Roy Griffin, Miami


I don’t agree neither with the cameras nor the barricades and [DUI] checkpoints.

Armando Santiago, Miami


Oversight of law enforcement officers is completely nonexistent. This situation has led to outrageous abuses of power which are only finally becoming public knowledge thanks to civilian use of recording equipment — and the adoption of police body cams. How else can we hold public servants accountable for their actions in a “my word vs. his word” situation?

George Tucker, Fort Lauderdale


I would welcome the opportunity. I hope it would keep the police more honest and polite, stop everyone from playing the race cards, and more importantly, give everyone a better idea of police work and how it can be improved moving forward.

Elizabeth Gonzalez, Miami


Police have a stressful and dangerous job. But that truth does not give them license for abuse. Before body cameras, questions about excessive policing came down to two different versions. Having a video record of a civilian police interaction now gives reviewers a third version that can help clarify what may or may not have occurred during a particular incident. And body cam use has proven to mitigate extreme behaviors on both sides.

Sid Kaskey, South Miami


The camera can help to prove or disprove all sorts of accusations — for example, whether an arrested person (or ticketed driver) did or didn’t resist arrest. Resisting is a fairly common false accusation to explain cuts and bruises on victims of bad policing. The camera can support an arrested person’s version of events as well as an officer’s, and it can protect each of them against false accusations by the other.

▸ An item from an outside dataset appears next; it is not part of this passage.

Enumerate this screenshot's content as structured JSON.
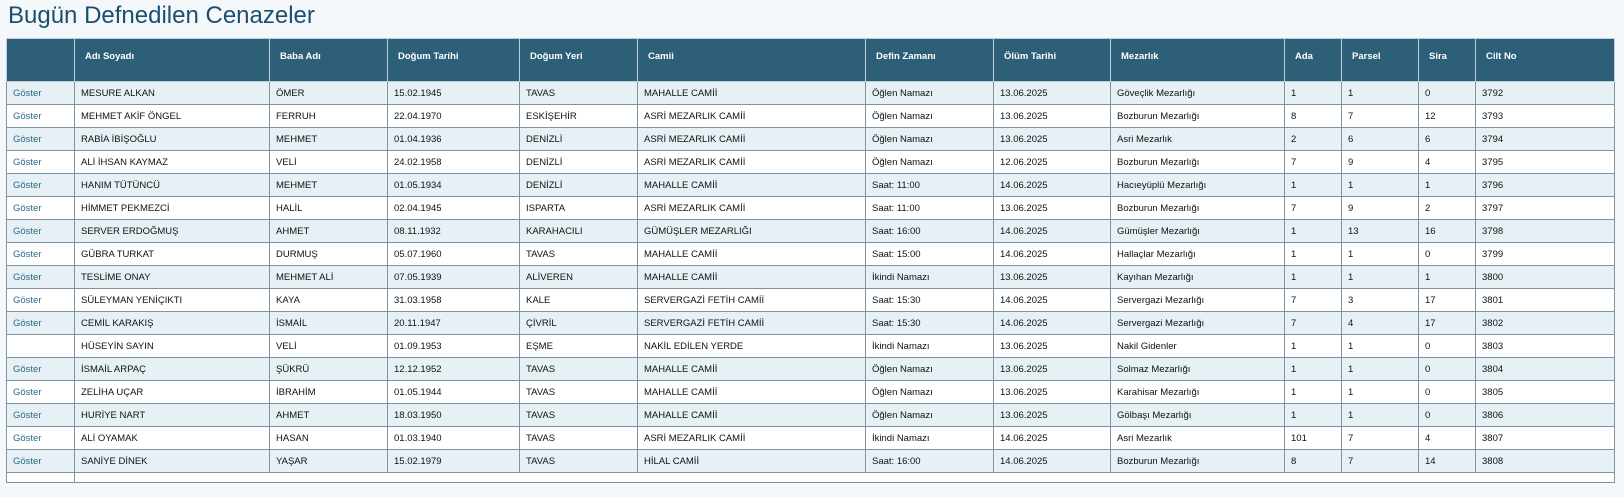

Finally, the pictures should help prosecutors decide whether to file or drop charges, and save court time by encouraging guilty pleas when evidence is strong.

Arnold Markowitz, Miami Shores


I have nothing to hide. Turn the cameras on!

Greg Bito, South Miami